'''

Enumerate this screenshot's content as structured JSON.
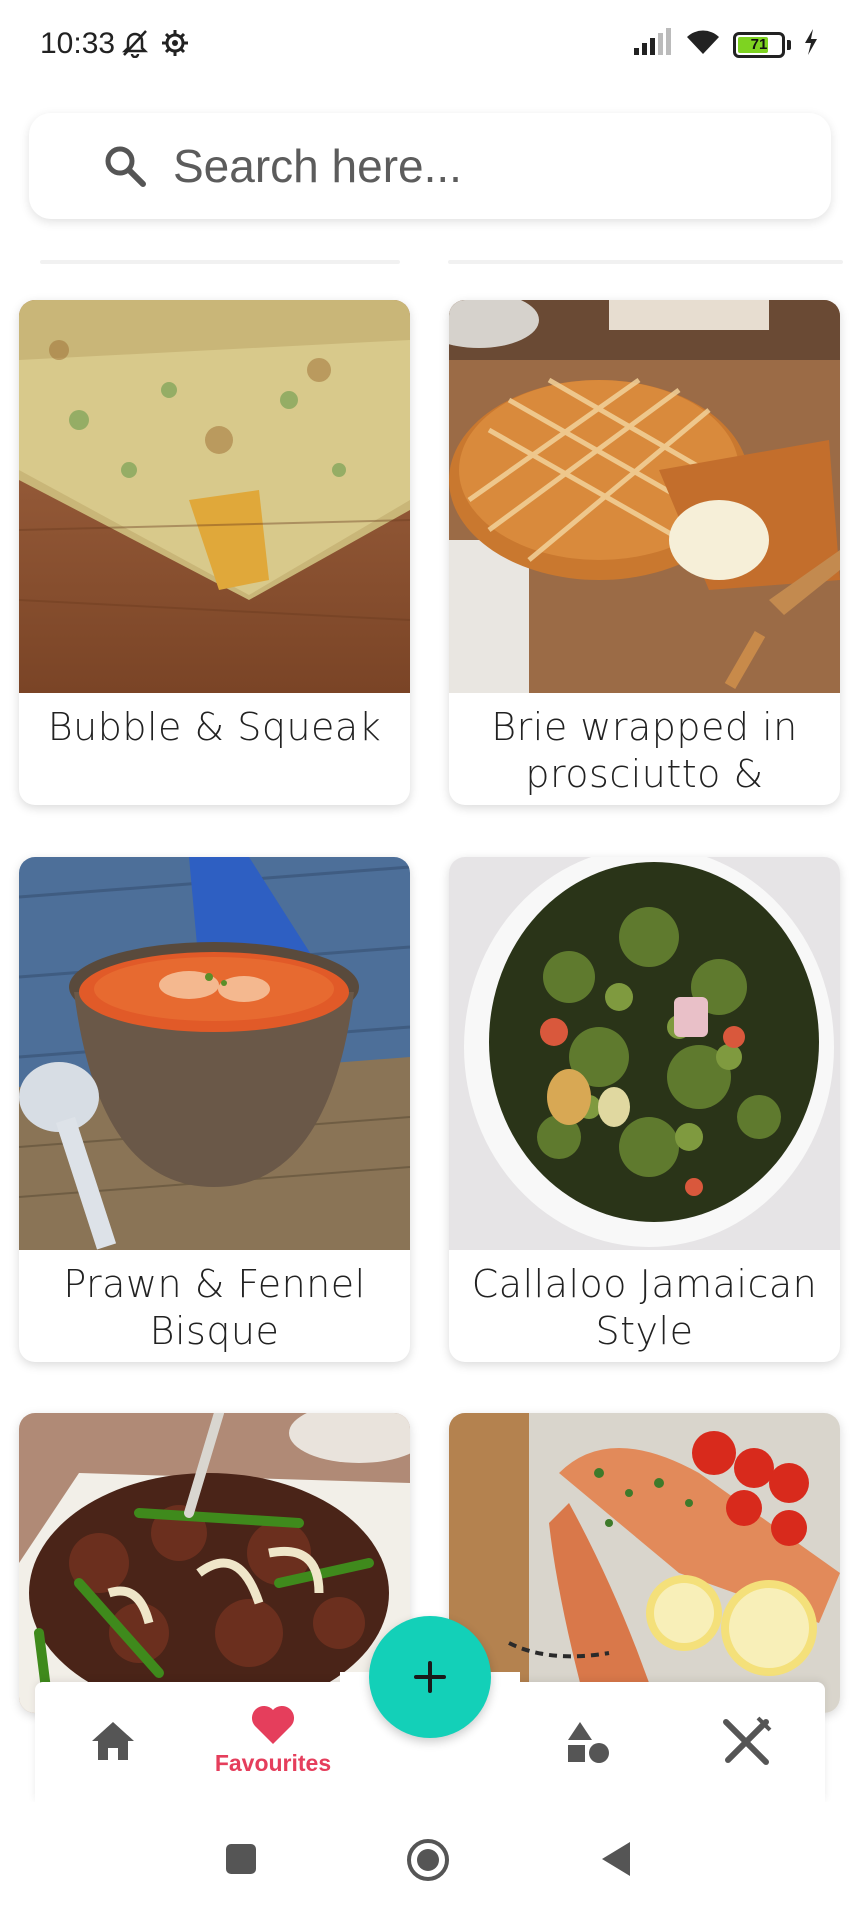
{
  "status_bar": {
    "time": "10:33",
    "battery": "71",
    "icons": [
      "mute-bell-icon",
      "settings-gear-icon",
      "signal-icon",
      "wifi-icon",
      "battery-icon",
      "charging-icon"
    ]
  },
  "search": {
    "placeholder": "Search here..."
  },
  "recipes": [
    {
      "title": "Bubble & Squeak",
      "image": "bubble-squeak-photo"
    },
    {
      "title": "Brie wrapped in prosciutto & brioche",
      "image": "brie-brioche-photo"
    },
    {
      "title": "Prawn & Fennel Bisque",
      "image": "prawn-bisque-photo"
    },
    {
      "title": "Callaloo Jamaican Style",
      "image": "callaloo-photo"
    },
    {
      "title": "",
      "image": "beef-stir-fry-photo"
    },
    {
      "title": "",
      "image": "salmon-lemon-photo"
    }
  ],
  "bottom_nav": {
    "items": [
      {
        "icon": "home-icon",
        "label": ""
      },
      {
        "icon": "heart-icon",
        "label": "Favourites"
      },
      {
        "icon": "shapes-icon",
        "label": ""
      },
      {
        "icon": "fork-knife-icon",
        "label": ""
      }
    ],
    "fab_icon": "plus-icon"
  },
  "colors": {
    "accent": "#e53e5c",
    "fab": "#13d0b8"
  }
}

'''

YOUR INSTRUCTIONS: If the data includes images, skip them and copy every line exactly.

ANSWER FOR THE TASK:
Enumerate this screenshot's content as structured JSON.
{
  "status_bar": {
    "time": "10:33",
    "battery": "71",
    "icons": [
      "mute-bell-icon",
      "settings-gear-icon",
      "signal-icon",
      "wifi-icon",
      "battery-icon",
      "charging-icon"
    ]
  },
  "search": {
    "placeholder": "Search here..."
  },
  "recipes": [
    {
      "title": "Bubble & Squeak",
      "image": "bubble-squeak-photo"
    },
    {
      "title": "Brie wrapped in prosciutto & brioche",
      "image": "brie-brioche-photo"
    },
    {
      "title": "Prawn & Fennel Bisque",
      "image": "prawn-bisque-photo"
    },
    {
      "title": "Callaloo Jamaican Style",
      "image": "callaloo-photo"
    },
    {
      "title": "",
      "image": "beef-stir-fry-photo"
    },
    {
      "title": "",
      "image": "salmon-lemon-photo"
    }
  ],
  "bottom_nav": {
    "items": [
      {
        "icon": "home-icon",
        "label": ""
      },
      {
        "icon": "heart-icon",
        "label": "Favourites"
      },
      {
        "icon": "shapes-icon",
        "label": ""
      },
      {
        "icon": "fork-knife-icon",
        "label": ""
      }
    ],
    "fab_icon": "plus-icon"
  },
  "colors": {
    "accent": "#e53e5c",
    "fab": "#13d0b8"
  }
}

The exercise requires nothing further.